Redefining fine roots improves understanding of below‐ground contributions to terrestrial biosphere processes


Fine roots acquire essential soil resources and mediate biogeochemical cycling in terrestrial ecosystems. Estimates of carbon and nutrient allocation to build and maintain these structures remain uncertain because of the challenges of consistently measuring and interpreting fine‐root systems. Traditionally, fine roots have been defined as all roots ≤ 2 mm in diameter, yet it is now recognized that this approach fails to capture the diversity of form and function observed among fine‐root orders. Here, we demonstrate how order‐based and functional classification frameworks improve our understanding of dynamic root processes in ecosystems dominated by perennial plants. In these frameworks, fine roots are either separated into individual root orders or functionally defined into a shorter‐lived absorptive pool and a longer‐lived transport fine‐root pool. Using these frameworks, we estimate that fine‐root production and turnover represent 22% of terrestrial net primary production globally – a c. 30% reduction from previous estimates assuming a single fine‐root pool. Future work developing tools to rapidly differentiate functional fine‐root classes, explicit incorporation of mycorrhizal fungi into fine‐root studies, and wider adoption of a two‐pool approach to model fine roots provide opportunities to better understand below‐ground processes in the terrestrial biosphere.

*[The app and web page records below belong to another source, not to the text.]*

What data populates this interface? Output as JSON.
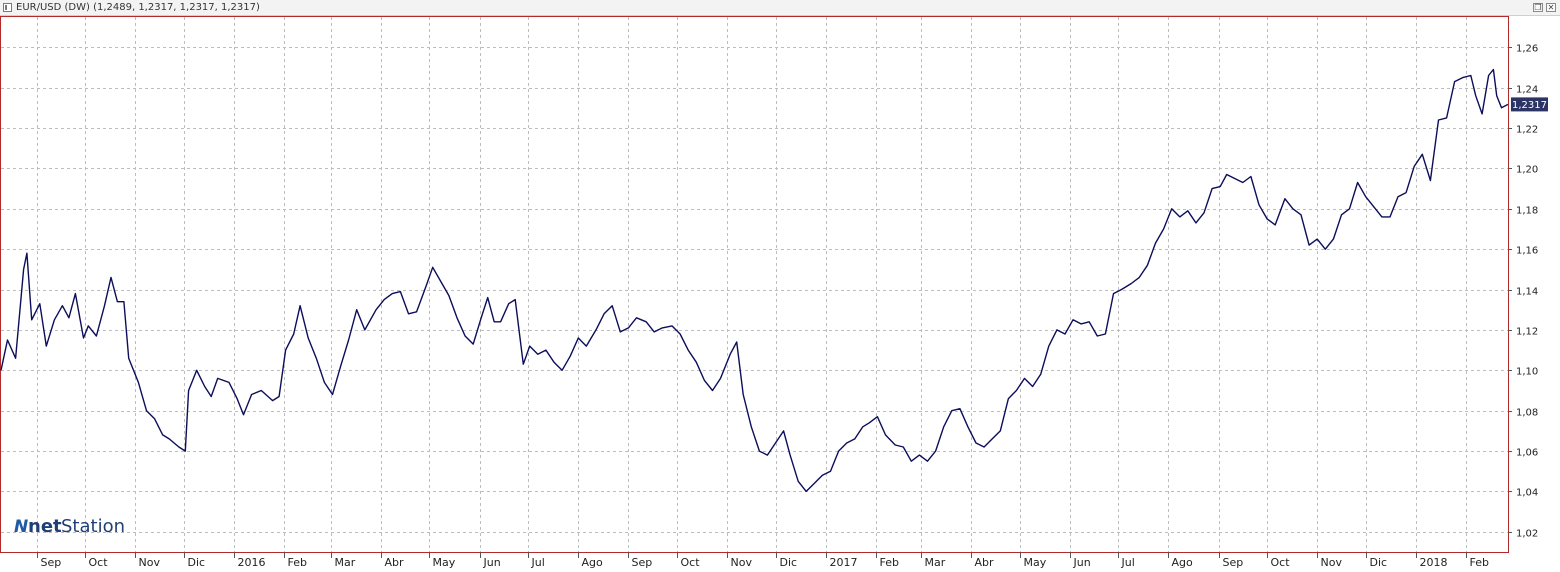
{
  "window": {
    "title": "EUR/USD (DW) (1,2489, 1,2317, 1,2317, 1,2317)",
    "restore_icon": "restore-window-icon",
    "close_icon": "close-window-icon"
  },
  "watermark": {
    "mark": "N",
    "part1": "net",
    "part2": "Station"
  },
  "colors": {
    "line": "#0c0e5a",
    "frame": "#b22a2a",
    "grid": "#bdbdbd",
    "price_badge": "#2c3466",
    "logo": "#1f3f76"
  },
  "chart_data": {
    "type": "line",
    "title": "EUR/USD (DW)",
    "xlabel": "",
    "ylabel": "",
    "ylim": [
      1.01,
      1.275
    ],
    "grid": true,
    "y_ticks": [
      "1,02",
      "1,04",
      "1,06",
      "1,08",
      "1,10",
      "1,12",
      "1,14",
      "1,16",
      "1,18",
      "1,20",
      "1,22",
      "1,24",
      "1,26"
    ],
    "y_tick_values": [
      1.02,
      1.04,
      1.06,
      1.08,
      1.1,
      1.12,
      1.14,
      1.16,
      1.18,
      1.2,
      1.22,
      1.24,
      1.26
    ],
    "x_ticks": [
      "Sep",
      "Oct",
      "Nov",
      "Dic",
      "2016",
      "Feb",
      "Mar",
      "Abr",
      "May",
      "Jun",
      "Jul",
      "Ago",
      "Sep",
      "Oct",
      "Nov",
      "Dic",
      "2017",
      "Feb",
      "Mar",
      "Abr",
      "May",
      "Jun",
      "Jul",
      "Ago",
      "Sep",
      "Oct",
      "Nov",
      "Dic",
      "2018",
      "Feb"
    ],
    "x_tick_dates": [
      "2015-09-01",
      "2015-10-01",
      "2015-11-01",
      "2015-12-01",
      "2016-01-01",
      "2016-02-01",
      "2016-03-01",
      "2016-04-01",
      "2016-05-01",
      "2016-06-01",
      "2016-07-01",
      "2016-08-01",
      "2016-09-01",
      "2016-10-01",
      "2016-11-01",
      "2016-12-01",
      "2017-01-01",
      "2017-02-01",
      "2017-03-01",
      "2017-04-01",
      "2017-05-01",
      "2017-06-01",
      "2017-07-01",
      "2017-08-01",
      "2017-09-01",
      "2017-10-01",
      "2017-11-01",
      "2017-12-01",
      "2018-01-01",
      "2018-02-01"
    ],
    "x_range": [
      "2015-08-10",
      "2018-02-27"
    ],
    "last_price_label": "1,2317",
    "last_price": 1.2317,
    "series": [
      {
        "name": "EUR/USD",
        "points": [
          [
            "2015-08-10",
            1.1
          ],
          [
            "2015-08-14",
            1.115
          ],
          [
            "2015-08-19",
            1.106
          ],
          [
            "2015-08-24",
            1.15
          ],
          [
            "2015-08-26",
            1.158
          ],
          [
            "2015-08-29",
            1.125
          ],
          [
            "2015-09-03",
            1.133
          ],
          [
            "2015-09-07",
            1.112
          ],
          [
            "2015-09-12",
            1.125
          ],
          [
            "2015-09-17",
            1.132
          ],
          [
            "2015-09-21",
            1.126
          ],
          [
            "2015-09-25",
            1.138
          ],
          [
            "2015-09-30",
            1.116
          ],
          [
            "2015-10-03",
            1.122
          ],
          [
            "2015-10-08",
            1.117
          ],
          [
            "2015-10-13",
            1.132
          ],
          [
            "2015-10-17",
            1.146
          ],
          [
            "2015-10-21",
            1.134
          ],
          [
            "2015-10-25",
            1.134
          ],
          [
            "2015-10-28",
            1.106
          ],
          [
            "2015-11-03",
            1.094
          ],
          [
            "2015-11-08",
            1.08
          ],
          [
            "2015-11-13",
            1.076
          ],
          [
            "2015-11-18",
            1.068
          ],
          [
            "2015-11-22",
            1.066
          ],
          [
            "2015-11-28",
            1.062
          ],
          [
            "2015-12-02",
            1.06
          ],
          [
            "2015-12-04",
            1.09
          ],
          [
            "2015-12-09",
            1.1
          ],
          [
            "2015-12-14",
            1.092
          ],
          [
            "2015-12-18",
            1.087
          ],
          [
            "2015-12-22",
            1.096
          ],
          [
            "2015-12-29",
            1.094
          ],
          [
            "2016-01-03",
            1.086
          ],
          [
            "2016-01-07",
            1.078
          ],
          [
            "2016-01-12",
            1.088
          ],
          [
            "2016-01-18",
            1.09
          ],
          [
            "2016-01-25",
            1.085
          ],
          [
            "2016-01-29",
            1.087
          ],
          [
            "2016-02-02",
            1.11
          ],
          [
            "2016-02-07",
            1.118
          ],
          [
            "2016-02-11",
            1.132
          ],
          [
            "2016-02-16",
            1.116
          ],
          [
            "2016-02-21",
            1.106
          ],
          [
            "2016-02-26",
            1.094
          ],
          [
            "2016-03-02",
            1.088
          ],
          [
            "2016-03-07",
            1.102
          ],
          [
            "2016-03-12",
            1.115
          ],
          [
            "2016-03-17",
            1.13
          ],
          [
            "2016-03-22",
            1.12
          ],
          [
            "2016-03-29",
            1.13
          ],
          [
            "2016-04-03",
            1.135
          ],
          [
            "2016-04-08",
            1.138
          ],
          [
            "2016-04-13",
            1.139
          ],
          [
            "2016-04-18",
            1.128
          ],
          [
            "2016-04-23",
            1.129
          ],
          [
            "2016-04-29",
            1.142
          ],
          [
            "2016-05-03",
            1.151
          ],
          [
            "2016-05-08",
            1.144
          ],
          [
            "2016-05-13",
            1.137
          ],
          [
            "2016-05-18",
            1.126
          ],
          [
            "2016-05-23",
            1.117
          ],
          [
            "2016-05-28",
            1.113
          ],
          [
            "2016-06-02",
            1.126
          ],
          [
            "2016-06-06",
            1.136
          ],
          [
            "2016-06-10",
            1.124
          ],
          [
            "2016-06-14",
            1.124
          ],
          [
            "2016-06-19",
            1.133
          ],
          [
            "2016-06-23",
            1.135
          ],
          [
            "2016-06-28",
            1.103
          ],
          [
            "2016-07-02",
            1.112
          ],
          [
            "2016-07-07",
            1.108
          ],
          [
            "2016-07-12",
            1.11
          ],
          [
            "2016-07-17",
            1.104
          ],
          [
            "2016-07-22",
            1.1
          ],
          [
            "2016-07-27",
            1.107
          ],
          [
            "2016-08-01",
            1.116
          ],
          [
            "2016-08-06",
            1.112
          ],
          [
            "2016-08-12",
            1.12
          ],
          [
            "2016-08-17",
            1.128
          ],
          [
            "2016-08-22",
            1.132
          ],
          [
            "2016-08-27",
            1.119
          ],
          [
            "2016-09-01",
            1.121
          ],
          [
            "2016-09-06",
            1.126
          ],
          [
            "2016-09-12",
            1.124
          ],
          [
            "2016-09-17",
            1.119
          ],
          [
            "2016-09-22",
            1.121
          ],
          [
            "2016-09-28",
            1.122
          ],
          [
            "2016-10-03",
            1.118
          ],
          [
            "2016-10-08",
            1.11
          ],
          [
            "2016-10-13",
            1.104
          ],
          [
            "2016-10-18",
            1.095
          ],
          [
            "2016-10-23",
            1.09
          ],
          [
            "2016-10-28",
            1.096
          ],
          [
            "2016-11-03",
            1.108
          ],
          [
            "2016-11-07",
            1.114
          ],
          [
            "2016-11-11",
            1.088
          ],
          [
            "2016-11-16",
            1.072
          ],
          [
            "2016-11-21",
            1.06
          ],
          [
            "2016-11-26",
            1.058
          ],
          [
            "2016-12-01",
            1.064
          ],
          [
            "2016-12-06",
            1.07
          ],
          [
            "2016-12-10",
            1.058
          ],
          [
            "2016-12-15",
            1.045
          ],
          [
            "2016-12-20",
            1.04
          ],
          [
            "2016-12-25",
            1.044
          ],
          [
            "2016-12-30",
            1.048
          ],
          [
            "2017-01-04",
            1.05
          ],
          [
            "2017-01-09",
            1.06
          ],
          [
            "2017-01-14",
            1.064
          ],
          [
            "2017-01-19",
            1.066
          ],
          [
            "2017-01-24",
            1.072
          ],
          [
            "2017-01-28",
            1.074
          ],
          [
            "2017-02-02",
            1.077
          ],
          [
            "2017-02-07",
            1.068
          ],
          [
            "2017-02-13",
            1.063
          ],
          [
            "2017-02-18",
            1.062
          ],
          [
            "2017-02-23",
            1.055
          ],
          [
            "2017-02-28",
            1.058
          ],
          [
            "2017-03-05",
            1.055
          ],
          [
            "2017-03-10",
            1.06
          ],
          [
            "2017-03-15",
            1.072
          ],
          [
            "2017-03-20",
            1.08
          ],
          [
            "2017-03-25",
            1.081
          ],
          [
            "2017-03-30",
            1.072
          ],
          [
            "2017-04-04",
            1.064
          ],
          [
            "2017-04-09",
            1.062
          ],
          [
            "2017-04-14",
            1.066
          ],
          [
            "2017-04-19",
            1.07
          ],
          [
            "2017-04-24",
            1.086
          ],
          [
            "2017-04-29",
            1.09
          ],
          [
            "2017-05-04",
            1.096
          ],
          [
            "2017-05-09",
            1.092
          ],
          [
            "2017-05-14",
            1.098
          ],
          [
            "2017-05-19",
            1.112
          ],
          [
            "2017-05-24",
            1.12
          ],
          [
            "2017-05-29",
            1.118
          ],
          [
            "2017-06-03",
            1.125
          ],
          [
            "2017-06-08",
            1.123
          ],
          [
            "2017-06-13",
            1.124
          ],
          [
            "2017-06-18",
            1.117
          ],
          [
            "2017-06-23",
            1.118
          ],
          [
            "2017-06-28",
            1.138
          ],
          [
            "2017-07-03",
            1.14
          ],
          [
            "2017-07-09",
            1.143
          ],
          [
            "2017-07-14",
            1.146
          ],
          [
            "2017-07-19",
            1.152
          ],
          [
            "2017-07-24",
            1.163
          ],
          [
            "2017-07-29",
            1.17
          ],
          [
            "2017-08-03",
            1.18
          ],
          [
            "2017-08-08",
            1.176
          ],
          [
            "2017-08-13",
            1.179
          ],
          [
            "2017-08-18",
            1.173
          ],
          [
            "2017-08-23",
            1.178
          ],
          [
            "2017-08-28",
            1.19
          ],
          [
            "2017-09-02",
            1.191
          ],
          [
            "2017-09-06",
            1.197
          ],
          [
            "2017-09-11",
            1.195
          ],
          [
            "2017-09-16",
            1.193
          ],
          [
            "2017-09-21",
            1.196
          ],
          [
            "2017-09-26",
            1.182
          ],
          [
            "2017-10-01",
            1.175
          ],
          [
            "2017-10-06",
            1.172
          ],
          [
            "2017-10-12",
            1.185
          ],
          [
            "2017-10-17",
            1.18
          ],
          [
            "2017-10-22",
            1.177
          ],
          [
            "2017-10-27",
            1.162
          ],
          [
            "2017-11-01",
            1.165
          ],
          [
            "2017-11-06",
            1.16
          ],
          [
            "2017-11-11",
            1.165
          ],
          [
            "2017-11-16",
            1.177
          ],
          [
            "2017-11-21",
            1.18
          ],
          [
            "2017-11-26",
            1.193
          ],
          [
            "2017-12-01",
            1.186
          ],
          [
            "2017-12-06",
            1.181
          ],
          [
            "2017-12-11",
            1.176
          ],
          [
            "2017-12-16",
            1.176
          ],
          [
            "2017-12-21",
            1.186
          ],
          [
            "2017-12-26",
            1.188
          ],
          [
            "2017-12-31",
            1.201
          ],
          [
            "2018-01-05",
            1.207
          ],
          [
            "2018-01-10",
            1.194
          ],
          [
            "2018-01-15",
            1.224
          ],
          [
            "2018-01-20",
            1.225
          ],
          [
            "2018-01-25",
            1.243
          ],
          [
            "2018-01-30",
            1.245
          ],
          [
            "2018-02-04",
            1.246
          ],
          [
            "2018-02-07",
            1.236
          ],
          [
            "2018-02-11",
            1.227
          ],
          [
            "2018-02-15",
            1.246
          ],
          [
            "2018-02-18",
            1.249
          ],
          [
            "2018-02-20",
            1.236
          ],
          [
            "2018-02-23",
            1.23
          ],
          [
            "2018-02-27",
            1.2317
          ]
        ]
      }
    ]
  }
}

Earth Systems Research Center

Publication Date


Journal Title

New Phytologist



Digital Object Identifier (DOI)

Document Type



© 2015 The Authors. New Phytologist